Many authors have tried to explain the shape of the species abundance distribution (SAD). Some of them have suggested that sampling spatial scale is an important factor shaping SADs. These suggestions, however, did not consider the indirect and well-known effect of sample size, which increases as samples are combined to generate SADs at larger spatial scales. Here, we separate the effects of sample size and sampling scale on the shape of the SAD for three groups of organisms (trees, beetles and birds) sampled in the Brazilian Atlantic Forest. We compared the observed SADs at different sampling scales with simulated SADs having the same richness, relative abundances but comparable sample sizes, to show that the main effect shaping SADs is sample size and not sampling spatial scale. The effect of scale was minor and deviations between observed and simulated SADs were present only for beetles. For trees, the match between observed and simulated SADs was improved at all spatial scales when we accounted for conspecific aggregation, which was even more important than the sampling scale effect. We build on these results to propose a conceptual framework where observed SADs are shaped by three main factors, in decreasing order of importance: sample size, conspecific aggregation and beta diversity. Therefore, studies comparing SADs across sites or scales should use sampling and/or statistical approaches capable of disentangling these three effects on the shape of SADs. (AU)
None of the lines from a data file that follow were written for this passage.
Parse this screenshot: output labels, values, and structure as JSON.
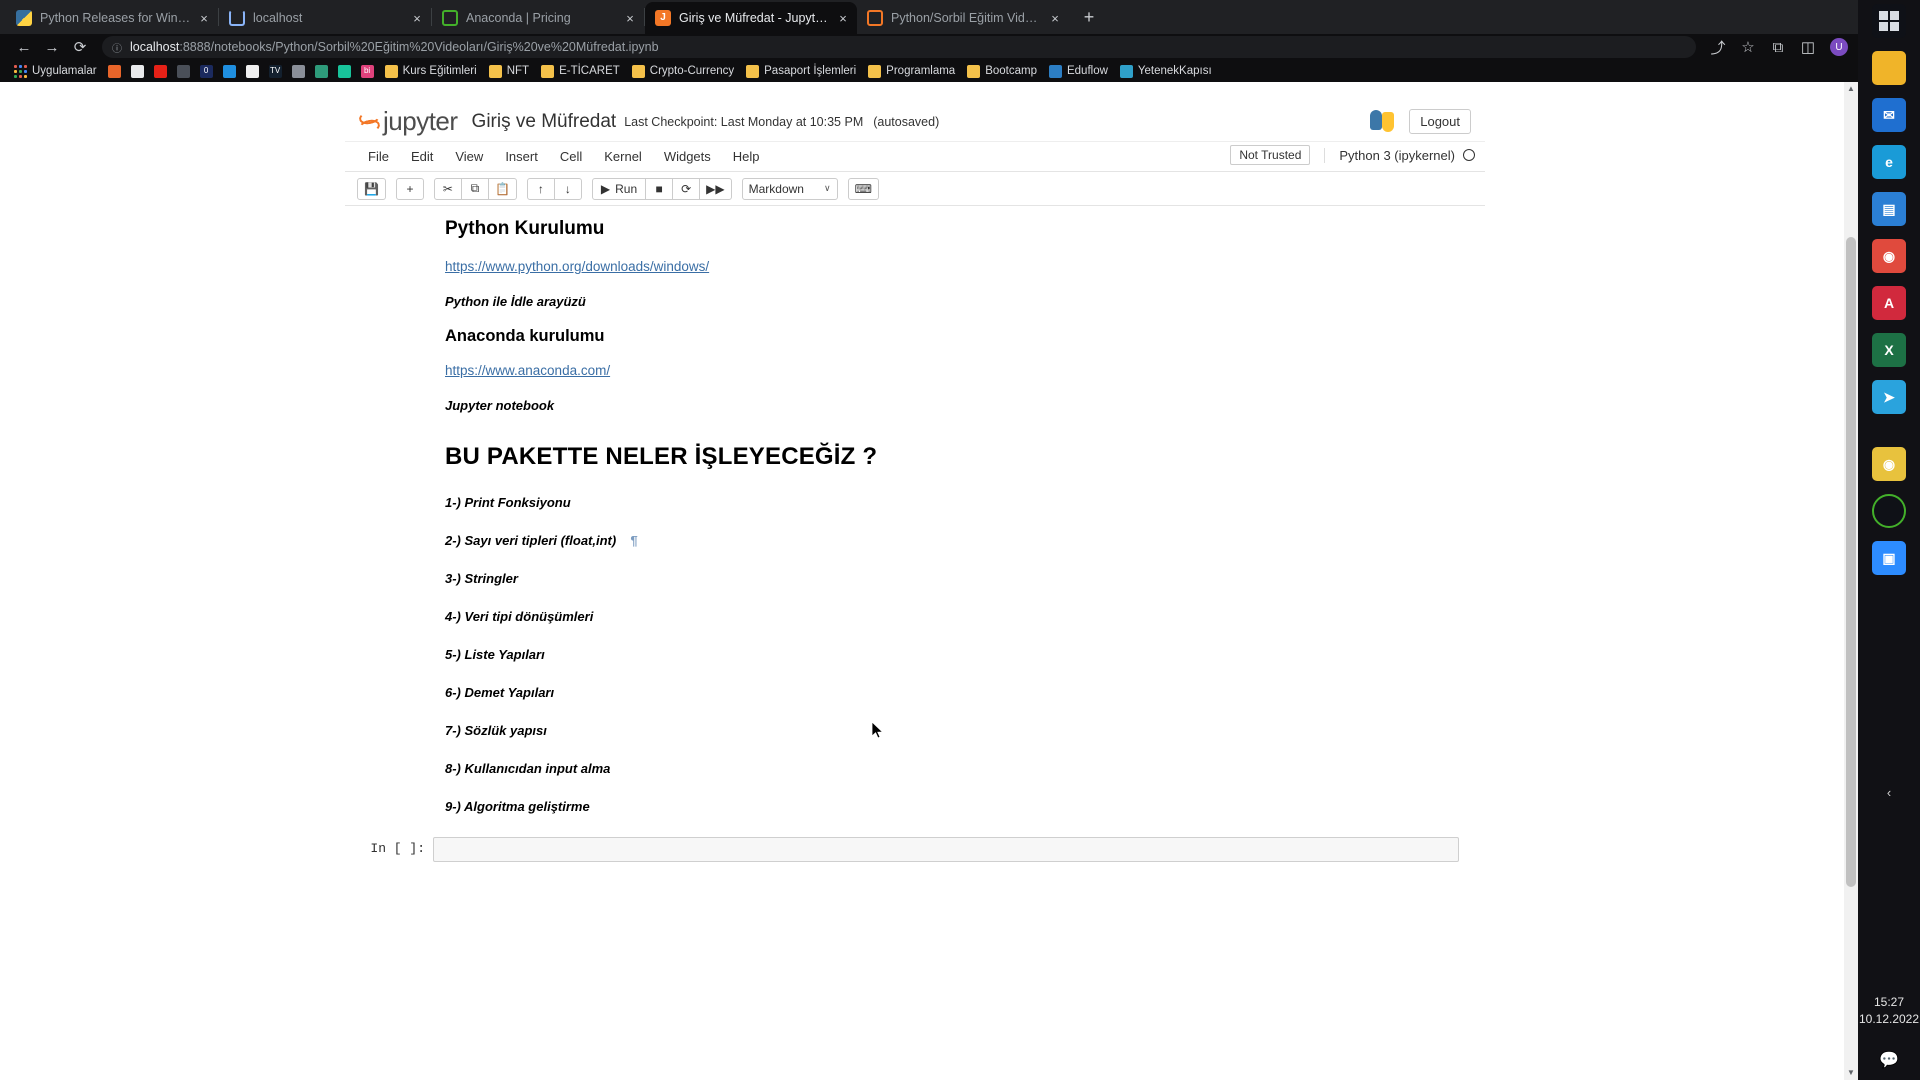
{
  "browser": {
    "tabs": [
      {
        "title": "Python Releases for Windows | P",
        "icon": "python-icon",
        "active": false,
        "close": "×"
      },
      {
        "title": "localhost",
        "icon": "loading-spinner-icon",
        "active": false,
        "close": "×"
      },
      {
        "title": "Anaconda | Pricing",
        "icon": "anaconda-icon",
        "active": false,
        "close": "×"
      },
      {
        "title": "Giriş ve Müfredat - Jupyter Note",
        "icon": "jupyter-icon",
        "active": true,
        "close": "×"
      },
      {
        "title": "Python/Sorbil Eğitim Videoları/",
        "icon": "anaconda-icon",
        "active": false,
        "close": "×"
      }
    ],
    "new_tab_label": "+",
    "nav": {
      "back": "←",
      "forward": "→",
      "reload": "⟳",
      "site_info": "ⓘ",
      "url_host": "localhost",
      "url_rest": ":8888/notebooks/Python/Sorbil%20Eğitim%20Videoları/Giriş%20ve%20Müfredat.ipynb",
      "share": "⤴",
      "bookmark_star": "☆",
      "extensions": "⧉",
      "sidepanel": "◫",
      "avatar_initial": "U"
    },
    "bookmarks": [
      {
        "label": "Uygulamalar",
        "icon": "apps-grid-icon"
      },
      {
        "label": "",
        "icon": "firefox-icon"
      },
      {
        "label": "",
        "icon": "cloud-icon"
      },
      {
        "label": "",
        "icon": "youtube-icon"
      },
      {
        "label": "",
        "icon": "chart-icon"
      },
      {
        "label": "",
        "icon": "zero-icon"
      },
      {
        "label": "",
        "icon": "photos-icon"
      },
      {
        "label": "",
        "icon": "ghost-icon"
      },
      {
        "label": "",
        "icon": "tv-icon"
      },
      {
        "label": "",
        "icon": "tv2-icon"
      },
      {
        "label": "",
        "icon": "grid-icon"
      },
      {
        "label": "",
        "icon": "mountain-icon"
      },
      {
        "label": "",
        "icon": "bi-icon"
      },
      {
        "label": "Kurs Eğitimleri",
        "icon": "folder-icon"
      },
      {
        "label": "NFT",
        "icon": "folder-icon"
      },
      {
        "label": "E-TİCARET",
        "icon": "folder-icon"
      },
      {
        "label": "Crypto-Currency",
        "icon": "folder-icon"
      },
      {
        "label": "Pasaport İşlemleri",
        "icon": "folder-icon"
      },
      {
        "label": "Programlama",
        "icon": "folder-icon"
      },
      {
        "label": "Bootcamp",
        "icon": "folder-icon"
      },
      {
        "label": "Eduflow",
        "icon": "eduflow-icon"
      },
      {
        "label": "YetenekKapısı",
        "icon": "yetenek-icon"
      }
    ]
  },
  "jupyter": {
    "logo_text": "jupyter",
    "notebook_title": "Giriş ve Müfredat",
    "checkpoint": "Last Checkpoint: Last Monday at 10:35 PM",
    "autosaved": "(autosaved)",
    "logout_label": "Logout",
    "menu": [
      "File",
      "Edit",
      "View",
      "Insert",
      "Cell",
      "Kernel",
      "Widgets",
      "Help"
    ],
    "trust_status": "Not Trusted",
    "kernel_name": "Python 3 (ipykernel)",
    "toolbar": {
      "save": "💾",
      "insert_below": "+",
      "cut": "✂",
      "copy": "⧉",
      "paste": "📋",
      "move_up": "↑",
      "move_down": "↓",
      "run_label": "Run",
      "run_icon": "▶",
      "interrupt": "■",
      "restart": "⟳",
      "restart_run_all": "▶▶",
      "cell_type": "Markdown",
      "cell_type_caret": "∨",
      "command_palette": "⌨"
    }
  },
  "notebook": {
    "heading_python_kurulumu": "Python Kurulumu",
    "link_python": "https://www.python.org/downloads/windows/",
    "sub_idle": "Python ile İdle arayüzü",
    "heading_anaconda": "Anaconda kurulumu",
    "link_anaconda": "https://www.anaconda.com/",
    "sub_jupyter": "Jupyter notebook",
    "heading_main": "BU PAKETTE NELER İŞLEYECEĞİZ ?",
    "pilcrow": "¶",
    "items": [
      "1-) Print Fonksiyonu",
      "2-) Sayı veri tipleri (float,int)",
      "3-) Stringler",
      "4-) Veri tipi dönüşümleri",
      "5-) Liste Yapıları",
      "6-) Demet Yapıları",
      "7-) Sözlük yapısı",
      "8-) Kullanıcıdan input alma",
      "9-) Algoritma geliştirme"
    ],
    "in_prompt": "In [ ]:",
    "input_value": ""
  },
  "taskbar": {
    "icons": [
      {
        "name": "start-windows-icon",
        "glyph": "⊞",
        "color": "#2a82da"
      },
      {
        "name": "file-explorer-icon",
        "glyph": "📁",
        "color": "#e8b24a"
      },
      {
        "name": "mail-icon",
        "glyph": "✉",
        "color": "#1f6fd0"
      },
      {
        "name": "edge-icon",
        "glyph": "e",
        "color": "#1a9bd7"
      },
      {
        "name": "store-icon",
        "glyph": "🛍",
        "color": "#2b7fd4"
      },
      {
        "name": "chrome-icon",
        "glyph": "◉",
        "color": "#e04a3d"
      },
      {
        "name": "pdf-reader-icon",
        "glyph": "A",
        "color": "#d1293d"
      },
      {
        "name": "excel-icon",
        "glyph": "X",
        "color": "#1d7145"
      },
      {
        "name": "telegram-icon",
        "glyph": "➤",
        "color": "#2aa3dd"
      },
      {
        "name": "chrome-active-icon",
        "glyph": "◉",
        "color": "#e8c23d"
      },
      {
        "name": "anaconda-icon",
        "glyph": "◯",
        "color": "#43b02a"
      },
      {
        "name": "zoom-icon",
        "glyph": "▣",
        "color": "#2d8cff"
      }
    ],
    "collapse_arrow": "‹",
    "time": "15:27",
    "date": "10.12.2022",
    "notification_icon": "💬"
  }
}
FAPESP's process: 99/09635-0 - Diversity, dynamics and conservation in São Paulo State Forests: 40ha of permanent parcels
Grantee:Ricardo Ribeiro Rodrigues
Support type: BIOTA-FAPESP Program - Thematic Grants
FAPESP's process: 13/08722-5 - The role of functional diversity in structuring tropical tree communities: a model-based approach
Grantee:Renato Augusto Ferreira de Lima
Support type: Scholarships in Brazil - Post-Doctorate
FAPESP's process: 13/50718-5 - Ecological restoration of riparian forests, native forest of economic production and of degraded forest fragments (in APP and RL) based on restoration ecology of reference ecosystems in order to scientifically test the precepts of the New Brazilian Forest Code
Grantee:Ricardo Ribeiro Rodrigues
Support type: BIOTA-FAPESP Program - Thematic Grants